- WORK REQUEST: Search the data for "true" and copy every matching line.

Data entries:
━━━━━━

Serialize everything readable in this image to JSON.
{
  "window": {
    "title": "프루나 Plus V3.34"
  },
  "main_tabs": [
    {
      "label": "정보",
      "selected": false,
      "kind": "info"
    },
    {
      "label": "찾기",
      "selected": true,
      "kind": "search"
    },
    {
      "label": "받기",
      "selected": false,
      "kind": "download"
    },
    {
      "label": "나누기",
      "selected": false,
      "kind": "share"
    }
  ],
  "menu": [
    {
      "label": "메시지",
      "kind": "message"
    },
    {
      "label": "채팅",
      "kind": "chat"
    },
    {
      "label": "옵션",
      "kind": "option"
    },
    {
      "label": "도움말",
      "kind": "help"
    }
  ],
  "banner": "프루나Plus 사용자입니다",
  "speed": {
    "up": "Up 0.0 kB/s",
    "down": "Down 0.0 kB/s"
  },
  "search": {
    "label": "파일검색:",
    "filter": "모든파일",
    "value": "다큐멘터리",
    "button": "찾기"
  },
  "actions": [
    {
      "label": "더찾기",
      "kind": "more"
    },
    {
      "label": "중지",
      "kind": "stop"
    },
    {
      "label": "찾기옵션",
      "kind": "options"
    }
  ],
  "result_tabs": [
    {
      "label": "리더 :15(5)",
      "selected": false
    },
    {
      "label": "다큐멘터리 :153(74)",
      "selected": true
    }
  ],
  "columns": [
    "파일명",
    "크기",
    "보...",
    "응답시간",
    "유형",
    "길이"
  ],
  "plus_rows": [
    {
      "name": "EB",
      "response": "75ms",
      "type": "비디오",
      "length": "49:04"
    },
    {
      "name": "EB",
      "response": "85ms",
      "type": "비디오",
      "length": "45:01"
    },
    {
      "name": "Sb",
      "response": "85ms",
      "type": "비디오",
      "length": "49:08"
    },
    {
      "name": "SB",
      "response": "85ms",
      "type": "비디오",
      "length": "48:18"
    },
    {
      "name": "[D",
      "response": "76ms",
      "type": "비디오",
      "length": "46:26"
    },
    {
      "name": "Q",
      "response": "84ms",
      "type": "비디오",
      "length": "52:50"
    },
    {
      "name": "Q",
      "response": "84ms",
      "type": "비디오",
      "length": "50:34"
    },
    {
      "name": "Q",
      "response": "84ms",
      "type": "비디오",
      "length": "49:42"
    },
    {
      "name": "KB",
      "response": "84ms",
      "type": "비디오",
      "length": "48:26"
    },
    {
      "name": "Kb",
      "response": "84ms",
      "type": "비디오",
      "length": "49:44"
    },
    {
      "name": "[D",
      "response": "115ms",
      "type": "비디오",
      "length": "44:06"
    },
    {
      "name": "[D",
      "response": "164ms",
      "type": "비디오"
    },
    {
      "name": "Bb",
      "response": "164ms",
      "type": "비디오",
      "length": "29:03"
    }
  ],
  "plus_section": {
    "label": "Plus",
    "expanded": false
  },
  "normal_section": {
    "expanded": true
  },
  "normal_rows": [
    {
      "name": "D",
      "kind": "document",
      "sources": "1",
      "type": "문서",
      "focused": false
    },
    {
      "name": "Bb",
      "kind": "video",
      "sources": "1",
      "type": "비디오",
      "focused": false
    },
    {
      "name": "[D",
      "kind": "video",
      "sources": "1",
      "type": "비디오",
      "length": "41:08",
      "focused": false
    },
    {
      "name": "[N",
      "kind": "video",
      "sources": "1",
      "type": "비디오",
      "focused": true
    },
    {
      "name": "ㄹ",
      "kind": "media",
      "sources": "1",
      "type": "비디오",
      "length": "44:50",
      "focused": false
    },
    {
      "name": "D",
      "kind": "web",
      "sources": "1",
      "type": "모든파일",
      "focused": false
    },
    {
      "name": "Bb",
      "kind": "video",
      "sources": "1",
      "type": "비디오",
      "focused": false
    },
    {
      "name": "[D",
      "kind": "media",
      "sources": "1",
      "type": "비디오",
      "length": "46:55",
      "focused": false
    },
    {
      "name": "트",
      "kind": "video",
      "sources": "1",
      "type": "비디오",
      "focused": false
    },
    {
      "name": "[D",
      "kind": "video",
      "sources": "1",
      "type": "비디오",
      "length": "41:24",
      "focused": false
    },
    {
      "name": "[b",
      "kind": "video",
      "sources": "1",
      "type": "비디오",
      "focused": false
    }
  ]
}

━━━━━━

- EXPECTED ANSWER:
      "selected": true,
      "selected": true
    "expanded": true
      "focused": true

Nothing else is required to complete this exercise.